Problem to solve - Copy the listing that follows exactly. Its pictures do not belong in the copy.

Records shown -
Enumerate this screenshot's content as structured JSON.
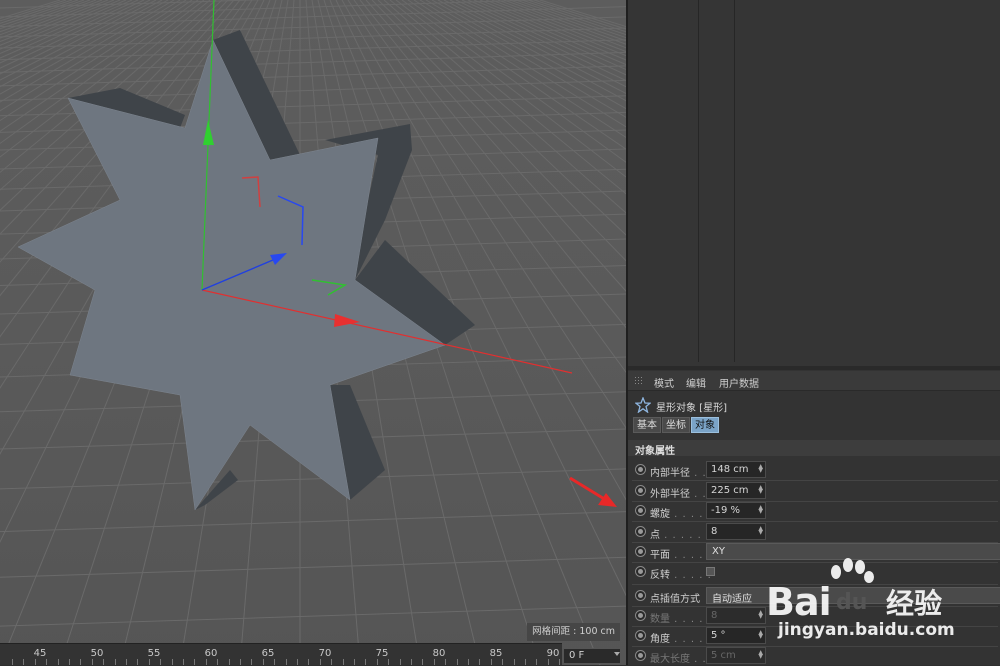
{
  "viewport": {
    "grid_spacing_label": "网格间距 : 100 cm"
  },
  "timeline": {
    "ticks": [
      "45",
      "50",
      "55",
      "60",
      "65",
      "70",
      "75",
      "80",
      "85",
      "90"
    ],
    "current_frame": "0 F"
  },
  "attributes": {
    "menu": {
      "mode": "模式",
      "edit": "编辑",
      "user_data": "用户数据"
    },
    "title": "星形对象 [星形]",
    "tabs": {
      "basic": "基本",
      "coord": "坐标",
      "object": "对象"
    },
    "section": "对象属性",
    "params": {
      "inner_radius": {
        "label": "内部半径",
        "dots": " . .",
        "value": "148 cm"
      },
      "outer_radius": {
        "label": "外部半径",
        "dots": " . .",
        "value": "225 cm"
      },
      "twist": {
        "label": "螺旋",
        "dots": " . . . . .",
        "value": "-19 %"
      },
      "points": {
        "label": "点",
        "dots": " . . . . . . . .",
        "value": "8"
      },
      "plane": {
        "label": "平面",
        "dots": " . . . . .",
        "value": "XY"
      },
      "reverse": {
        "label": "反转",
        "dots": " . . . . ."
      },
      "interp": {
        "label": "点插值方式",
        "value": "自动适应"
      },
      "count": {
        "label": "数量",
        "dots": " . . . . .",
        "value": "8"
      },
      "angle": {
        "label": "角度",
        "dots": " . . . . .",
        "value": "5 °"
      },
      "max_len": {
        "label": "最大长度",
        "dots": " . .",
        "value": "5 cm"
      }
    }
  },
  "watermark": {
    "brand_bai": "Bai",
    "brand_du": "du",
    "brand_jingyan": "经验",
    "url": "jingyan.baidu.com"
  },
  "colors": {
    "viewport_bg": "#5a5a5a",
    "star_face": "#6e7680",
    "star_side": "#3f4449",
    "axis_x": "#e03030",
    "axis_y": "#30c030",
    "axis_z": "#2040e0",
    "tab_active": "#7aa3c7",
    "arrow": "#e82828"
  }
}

Finished task -
Enumerate this screenshot's content as structured JSON.
{
  "viewport": {
    "grid_spacing_label": "网格间距 : 100 cm"
  },
  "timeline": {
    "ticks": [
      "45",
      "50",
      "55",
      "60",
      "65",
      "70",
      "75",
      "80",
      "85",
      "90"
    ],
    "current_frame": "0 F"
  },
  "attributes": {
    "menu": {
      "mode": "模式",
      "edit": "编辑",
      "user_data": "用户数据"
    },
    "title": "星形对象 [星形]",
    "tabs": {
      "basic": "基本",
      "coord": "坐标",
      "object": "对象"
    },
    "section": "对象属性",
    "params": {
      "inner_radius": {
        "label": "内部半径",
        "dots": " . .",
        "value": "148 cm"
      },
      "outer_radius": {
        "label": "外部半径",
        "dots": " . .",
        "value": "225 cm"
      },
      "twist": {
        "label": "螺旋",
        "dots": " . . . . .",
        "value": "-19 %"
      },
      "points": {
        "label": "点",
        "dots": " . . . . . . . .",
        "value": "8"
      },
      "plane": {
        "label": "平面",
        "dots": " . . . . .",
        "value": "XY"
      },
      "reverse": {
        "label": "反转",
        "dots": " . . . . ."
      },
      "interp": {
        "label": "点插值方式",
        "value": "自动适应"
      },
      "count": {
        "label": "数量",
        "dots": " . . . . .",
        "value": "8"
      },
      "angle": {
        "label": "角度",
        "dots": " . . . . .",
        "value": "5 °"
      },
      "max_len": {
        "label": "最大长度",
        "dots": " . .",
        "value": "5 cm"
      }
    }
  },
  "watermark": {
    "brand_bai": "Bai",
    "brand_du": "du",
    "brand_jingyan": "经验",
    "url": "jingyan.baidu.com"
  },
  "colors": {
    "viewport_bg": "#5a5a5a",
    "star_face": "#6e7680",
    "star_side": "#3f4449",
    "axis_x": "#e03030",
    "axis_y": "#30c030",
    "axis_z": "#2040e0",
    "tab_active": "#7aa3c7",
    "arrow": "#e82828"
  }
}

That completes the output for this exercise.